-------- Listed entries --------

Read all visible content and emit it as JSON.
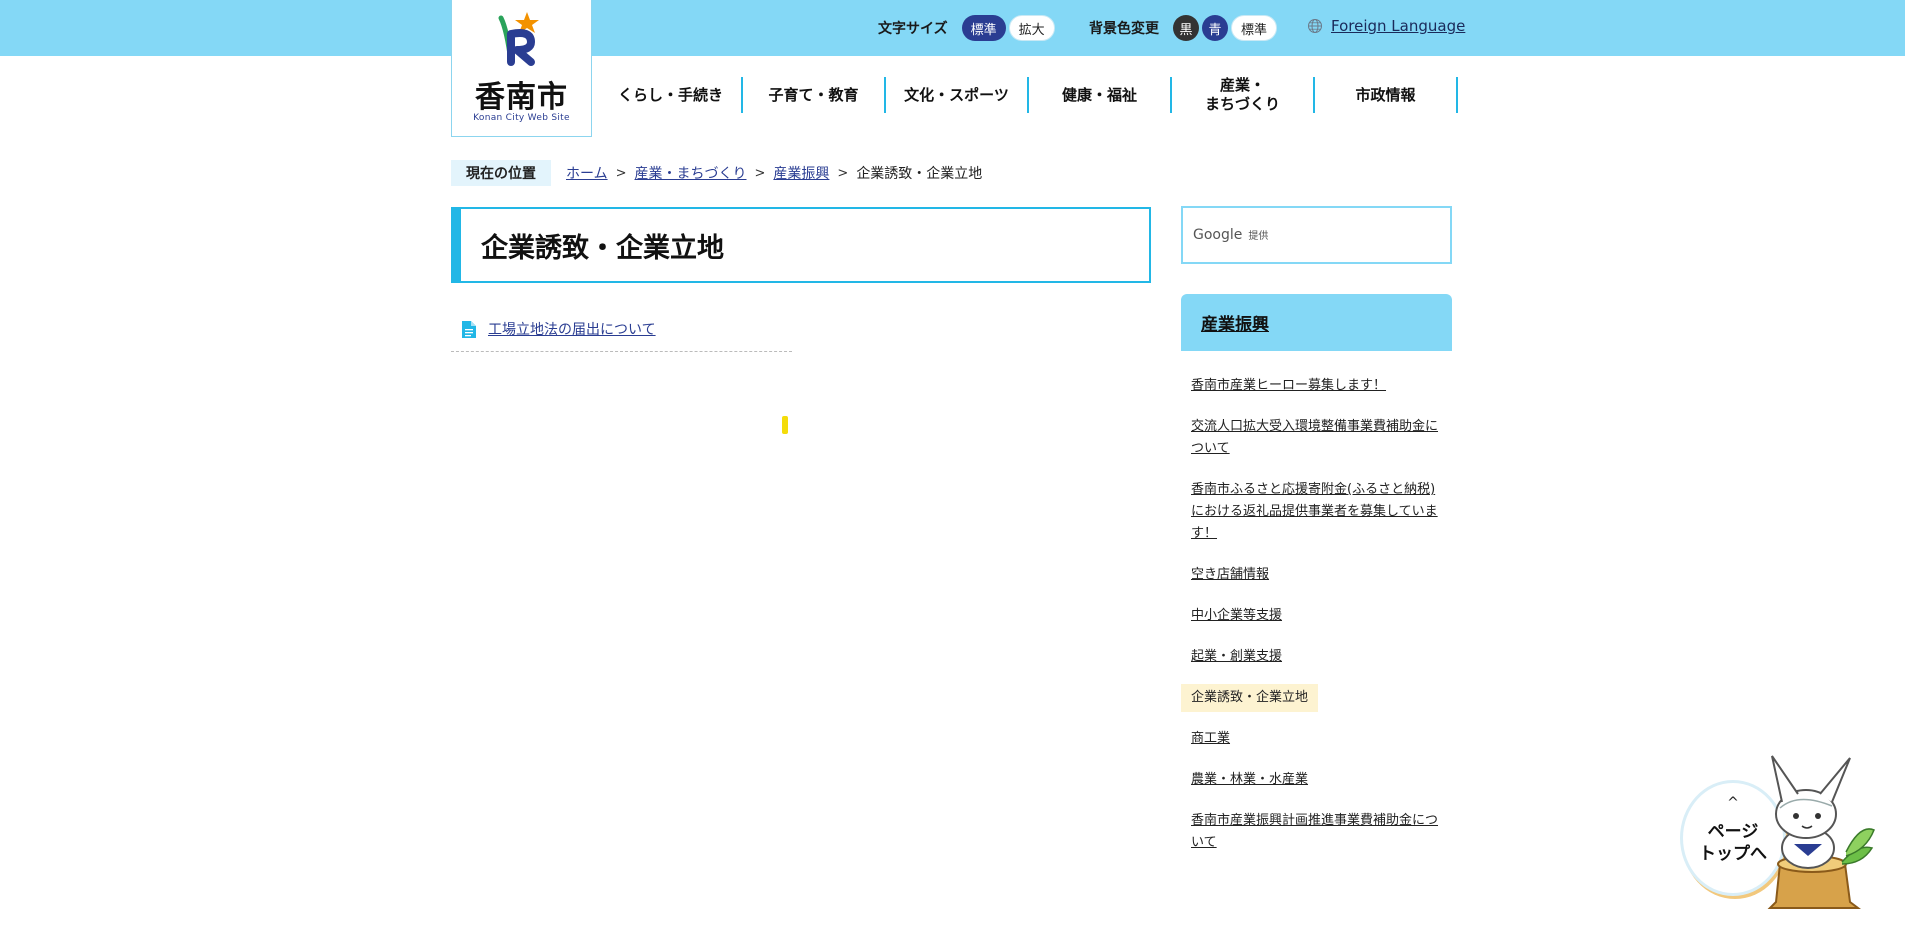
{
  "header": {
    "font_size_label": "文字サイズ",
    "font_size_options": [
      "標準",
      "拡大"
    ],
    "bg_color_label": "背景色変更",
    "bg_color_options": [
      "黒",
      "青",
      "標準"
    ],
    "foreign_language": "Foreign Language"
  },
  "logo": {
    "name": "香南市",
    "subtitle": "Konan City Web Site"
  },
  "nav": {
    "items": [
      "くらし・手続き",
      "子育て・教育",
      "文化・スポーツ",
      "健康・福祉",
      "産業・\nまちづくり",
      "市政情報"
    ]
  },
  "breadcrumb": {
    "label": "現在の位置",
    "items": [
      "ホーム",
      "産業・まちづくり",
      "産業振興"
    ],
    "current": "企業誘致・企業立地"
  },
  "page": {
    "title": "企業誘致・企業立地",
    "documents": [
      "工場立地法の届出について"
    ]
  },
  "search": {
    "brand": "Google",
    "brand_suffix": "提供"
  },
  "sidebar": {
    "heading": "産業振興",
    "items": [
      "香南市産業ヒーロー募集します！",
      "交流人口拡大受入環境整備事業費補助金について",
      "香南市ふるさと応援寄附金(ふるさと納税)における返礼品提供事業者を募集しています！",
      "空き店舗情報",
      "中小企業等支援",
      "起業・創業支援",
      "企業誘致・企業立地",
      "商工業",
      "農業・林業・水産業",
      "香南市産業振興計画推進事業費補助金について"
    ],
    "current_index": 6
  },
  "page_top": {
    "chevron": "^",
    "label_line1": "ページ",
    "label_line2": "トップへ"
  },
  "colors": {
    "topbar": "#84d8f6",
    "accent": "#22b7e6",
    "navy": "#2a3d92",
    "current_highlight": "#fdf3d1"
  }
}
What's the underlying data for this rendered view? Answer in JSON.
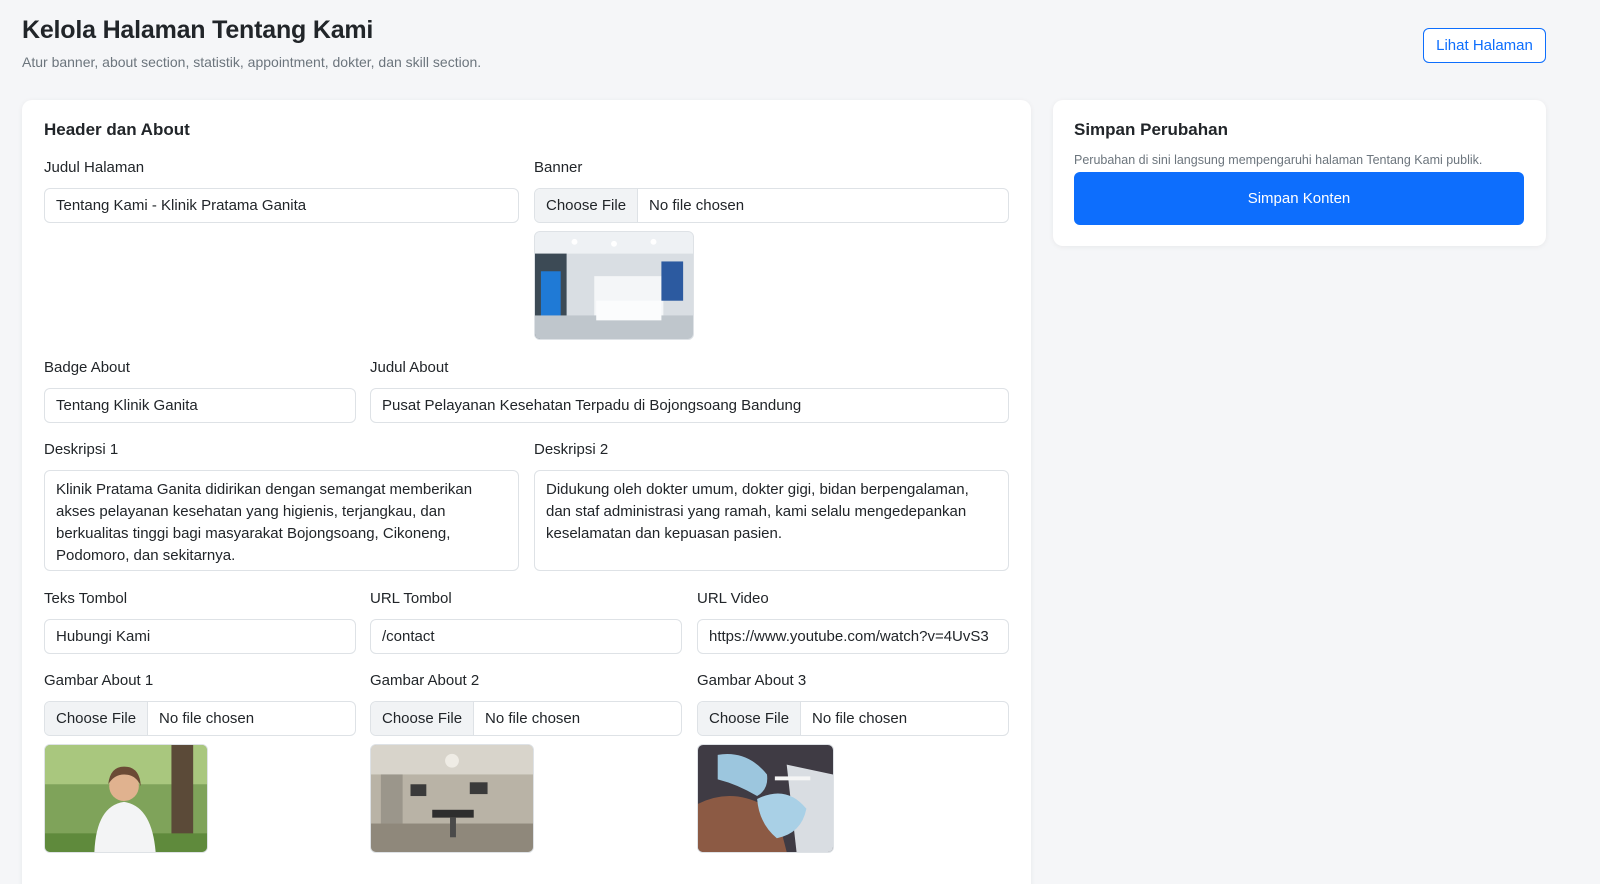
{
  "header": {
    "title": "Kelola Halaman Tentang Kami",
    "subtitle": "Atur banner, about section, statistik, appointment, dokter, dan skill section.",
    "view_button": "Lihat Halaman"
  },
  "main": {
    "title": "Header dan About",
    "fields": {
      "judul_halaman": {
        "label": "Judul Halaman",
        "value": "Tentang Kami - Klinik Pratama Ganita"
      },
      "banner": {
        "label": "Banner",
        "button": "Choose File",
        "status": "No file chosen"
      },
      "badge_about": {
        "label": "Badge About",
        "value": "Tentang Klinik Ganita"
      },
      "judul_about": {
        "label": "Judul About",
        "value": "Pusat Pelayanan Kesehatan Terpadu di Bojongsoang Bandung"
      },
      "deskripsi_1": {
        "label": "Deskripsi 1",
        "value": "Klinik Pratama Ganita didirikan dengan semangat memberikan akses pelayanan kesehatan yang higienis, terjangkau, dan berkualitas tinggi bagi masyarakat Bojongsoang, Cikoneng, Podomoro, dan sekitarnya."
      },
      "deskripsi_2": {
        "label": "Deskripsi 2",
        "value": "Didukung oleh dokter umum, dokter gigi, bidan berpengalaman, dan staf administrasi yang ramah, kami selalu mengedepankan keselamatan dan kepuasan pasien."
      },
      "teks_tombol": {
        "label": "Teks Tombol",
        "value": "Hubungi Kami"
      },
      "url_tombol": {
        "label": "URL Tombol",
        "value": "/contact"
      },
      "url_video": {
        "label": "URL Video",
        "value": "https://www.youtube.com/watch?v=4UvS3"
      },
      "gambar_1": {
        "label": "Gambar About 1",
        "button": "Choose File",
        "status": "No file chosen"
      },
      "gambar_2": {
        "label": "Gambar About 2",
        "button": "Choose File",
        "status": "No file chosen"
      },
      "gambar_3": {
        "label": "Gambar About 3",
        "button": "Choose File",
        "status": "No file chosen"
      }
    }
  },
  "sidebar": {
    "title": "Simpan Perubahan",
    "note": "Perubahan di sini langsung mempengaruhi halaman Tentang Kami publik.",
    "save_button": "Simpan Konten"
  },
  "colors": {
    "primary": "#0d6efd",
    "background": "#f5f6f8",
    "muted": "#6c757d",
    "border": "#dee2e6"
  }
}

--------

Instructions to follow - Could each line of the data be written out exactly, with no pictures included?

Your solution -
Read all visible content and emit it as JSON.
{
  "header": {
    "font_size_label": "文字サイズ",
    "font_size_options": [
      "標準",
      "拡大"
    ],
    "bg_color_label": "背景色変更",
    "bg_color_options": [
      "黒",
      "青",
      "標準"
    ],
    "foreign_language": "Foreign Language"
  },
  "logo": {
    "name": "香南市",
    "subtitle": "Konan City Web Site"
  },
  "nav": {
    "items": [
      "くらし・手続き",
      "子育て・教育",
      "文化・スポーツ",
      "健康・福祉",
      "産業・\nまちづくり",
      "市政情報"
    ]
  },
  "breadcrumb": {
    "label": "現在の位置",
    "items": [
      "ホーム",
      "産業・まちづくり",
      "産業振興"
    ],
    "current": "企業誘致・企業立地"
  },
  "page": {
    "title": "企業誘致・企業立地",
    "documents": [
      "工場立地法の届出について"
    ]
  },
  "search": {
    "brand": "Google",
    "brand_suffix": "提供"
  },
  "sidebar": {
    "heading": "産業振興",
    "items": [
      "香南市産業ヒーロー募集します！",
      "交流人口拡大受入環境整備事業費補助金について",
      "香南市ふるさと応援寄附金(ふるさと納税)における返礼品提供事業者を募集しています！",
      "空き店舗情報",
      "中小企業等支援",
      "起業・創業支援",
      "企業誘致・企業立地",
      "商工業",
      "農業・林業・水産業",
      "香南市産業振興計画推進事業費補助金について"
    ],
    "current_index": 6
  },
  "page_top": {
    "chevron": "^",
    "label_line1": "ページ",
    "label_line2": "トップへ"
  },
  "colors": {
    "topbar": "#84d8f6",
    "accent": "#22b7e6",
    "navy": "#2a3d92",
    "current_highlight": "#fdf3d1"
  }
}
What's the underlying data for this rendered view? Answer in JSON.
{
  "header": {
    "title": "Kelola Halaman Tentang Kami",
    "subtitle": "Atur banner, about section, statistik, appointment, dokter, dan skill section.",
    "view_button": "Lihat Halaman"
  },
  "main": {
    "title": "Header dan About",
    "fields": {
      "judul_halaman": {
        "label": "Judul Halaman",
        "value": "Tentang Kami - Klinik Pratama Ganita"
      },
      "banner": {
        "label": "Banner",
        "button": "Choose File",
        "status": "No file chosen"
      },
      "badge_about": {
        "label": "Badge About",
        "value": "Tentang Klinik Ganita"
      },
      "judul_about": {
        "label": "Judul About",
        "value": "Pusat Pelayanan Kesehatan Terpadu di Bojongsoang Bandung"
      },
      "deskripsi_1": {
        "label": "Deskripsi 1",
        "value": "Klinik Pratama Ganita didirikan dengan semangat memberikan akses pelayanan kesehatan yang higienis, terjangkau, dan berkualitas tinggi bagi masyarakat Bojongsoang, Cikoneng, Podomoro, dan sekitarnya."
      },
      "deskripsi_2": {
        "label": "Deskripsi 2",
        "value": "Didukung oleh dokter umum, dokter gigi, bidan berpengalaman, dan staf administrasi yang ramah, kami selalu mengedepankan keselamatan dan kepuasan pasien."
      },
      "teks_tombol": {
        "label": "Teks Tombol",
        "value": "Hubungi Kami"
      },
      "url_tombol": {
        "label": "URL Tombol",
        "value": "/contact"
      },
      "url_video": {
        "label": "URL Video",
        "value": "https://www.youtube.com/watch?v=4UvS3"
      },
      "gambar_1": {
        "label": "Gambar About 1",
        "button": "Choose File",
        "status": "No file chosen"
      },
      "gambar_2": {
        "label": "Gambar About 2",
        "button": "Choose File",
        "status": "No file chosen"
      },
      "gambar_3": {
        "label": "Gambar About 3",
        "button": "Choose File",
        "status": "No file chosen"
      }
    }
  },
  "sidebar": {
    "title": "Simpan Perubahan",
    "note": "Perubahan di sini langsung mempengaruhi halaman Tentang Kami publik.",
    "save_button": "Simpan Konten"
  },
  "colors": {
    "primary": "#0d6efd",
    "background": "#f5f6f8",
    "muted": "#6c757d",
    "border": "#dee2e6"
  }
}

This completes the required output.